Page and application data records

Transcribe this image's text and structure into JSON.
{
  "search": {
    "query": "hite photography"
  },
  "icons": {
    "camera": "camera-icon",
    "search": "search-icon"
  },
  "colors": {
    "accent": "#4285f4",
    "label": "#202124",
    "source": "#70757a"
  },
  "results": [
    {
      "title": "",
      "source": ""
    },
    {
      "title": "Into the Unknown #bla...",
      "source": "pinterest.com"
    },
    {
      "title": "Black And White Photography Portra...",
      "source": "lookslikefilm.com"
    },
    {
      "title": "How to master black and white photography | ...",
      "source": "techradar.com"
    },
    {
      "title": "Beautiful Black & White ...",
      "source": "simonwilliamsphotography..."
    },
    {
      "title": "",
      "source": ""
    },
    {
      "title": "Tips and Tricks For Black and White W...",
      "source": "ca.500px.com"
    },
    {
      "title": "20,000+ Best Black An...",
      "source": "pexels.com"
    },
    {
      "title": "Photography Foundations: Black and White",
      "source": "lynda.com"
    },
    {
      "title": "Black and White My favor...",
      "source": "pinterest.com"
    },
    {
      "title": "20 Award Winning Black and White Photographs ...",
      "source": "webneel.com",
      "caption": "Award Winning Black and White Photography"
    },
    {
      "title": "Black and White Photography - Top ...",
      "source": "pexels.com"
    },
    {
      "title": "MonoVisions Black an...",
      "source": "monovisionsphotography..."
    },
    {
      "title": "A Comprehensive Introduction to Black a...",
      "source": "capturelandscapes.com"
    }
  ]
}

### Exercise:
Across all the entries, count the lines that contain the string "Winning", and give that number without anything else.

### Solution to the problem:
2